At this point, a band of stupid adventurers opens a gate into the netherworld and angers a large demon. Realizing they’re out of their depth, they come before Magnar and plead for him to close the portal in exchange for their loyalty. I agree, and although I get a handful of useful heroes out of the bargain, I also find my empire beset by dozens of armies of darklings, poured out of the nether. That war lasts a decade, ending only once local slave militias manage to wipe out the last of the darkling invaders and my main army, led by Magnar and Kunsetti, enters the demon’s realm and defeats him, gaining his allegiance to our cause.
And it’s about now that I realize something about Fallen Enchantress. It isn’t only Magnar that’s growing in strength, learning new spells and abilities. And it isn’t only his soldiers and champions that are taking on their own specialties and histories. So too are my cities, except their experience points are their populations, and their abilities are the special structures that unlock with each passing “level” of growth. I’ve been playing for two hours, and been having a pleasant time. I’m pleased with the rough shape of my empire, forged according to mountainous barriers and circumstances of fertility — it’s distinctly personal, and each city is an individual with strengths and needs and long-term plans. I know that troops are best-trained in central Khaffara, which is also an excellent garrison, as its position is like the hub of a great wheel, with each other city located at the end of spokes of roads and outposts and exploited resources. At the same time, many of the best commodities are coming from my two cities in the fertile river valley up north, and much of my research from the university-town of Mithrash, and stunted Havelkar could use a population boost, and so on and so on.
And right then, when I realize this, I bump into another empire — a heroic “good” kingdom that calls themselves the Gilden, which seems appropriate once I check out the diplomacy screen and get a glimpse of their wealth. These guys are loaded, have a military rating that nearly doubles mine, and apparently they’re as aware of these details as I am. Our first conversation is them telling me to keep off their land, ending with Magnar’s proud army, complete with champions and now-elite slave militia and Pox the Demon, retreating in shame.
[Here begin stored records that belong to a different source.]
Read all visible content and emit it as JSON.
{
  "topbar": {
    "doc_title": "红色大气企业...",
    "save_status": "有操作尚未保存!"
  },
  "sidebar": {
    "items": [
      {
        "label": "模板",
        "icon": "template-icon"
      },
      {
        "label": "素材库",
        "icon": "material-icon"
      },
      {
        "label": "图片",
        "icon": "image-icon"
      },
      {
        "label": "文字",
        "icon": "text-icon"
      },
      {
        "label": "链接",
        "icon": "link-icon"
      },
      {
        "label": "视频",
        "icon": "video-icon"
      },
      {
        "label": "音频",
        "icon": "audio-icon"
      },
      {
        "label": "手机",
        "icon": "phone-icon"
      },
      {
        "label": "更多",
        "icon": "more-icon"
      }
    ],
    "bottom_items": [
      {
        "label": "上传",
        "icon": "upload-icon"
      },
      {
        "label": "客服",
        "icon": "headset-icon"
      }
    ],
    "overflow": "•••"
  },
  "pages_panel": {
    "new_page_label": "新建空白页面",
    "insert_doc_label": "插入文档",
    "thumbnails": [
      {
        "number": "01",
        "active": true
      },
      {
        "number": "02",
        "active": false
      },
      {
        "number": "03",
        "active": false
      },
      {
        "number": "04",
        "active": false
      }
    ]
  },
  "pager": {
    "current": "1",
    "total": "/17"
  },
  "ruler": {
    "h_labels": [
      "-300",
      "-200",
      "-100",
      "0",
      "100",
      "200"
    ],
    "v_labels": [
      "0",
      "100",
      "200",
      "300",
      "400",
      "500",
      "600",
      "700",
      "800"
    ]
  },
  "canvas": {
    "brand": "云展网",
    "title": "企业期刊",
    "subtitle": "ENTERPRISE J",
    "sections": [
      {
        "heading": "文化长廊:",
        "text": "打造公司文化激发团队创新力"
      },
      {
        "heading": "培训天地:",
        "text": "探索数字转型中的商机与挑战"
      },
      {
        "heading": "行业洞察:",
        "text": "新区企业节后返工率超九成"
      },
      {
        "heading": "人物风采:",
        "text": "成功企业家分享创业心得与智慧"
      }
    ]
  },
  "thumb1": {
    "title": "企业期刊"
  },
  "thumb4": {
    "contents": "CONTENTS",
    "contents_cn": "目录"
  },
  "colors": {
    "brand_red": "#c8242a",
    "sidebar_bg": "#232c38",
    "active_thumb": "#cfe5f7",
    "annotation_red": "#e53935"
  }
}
The second comes the next season, and it’s them demanding tribute. Already these guys are spoiling my fun. I guess I’ll have to enslave them.
Next time, I’ll see about taking their city of Farhammer.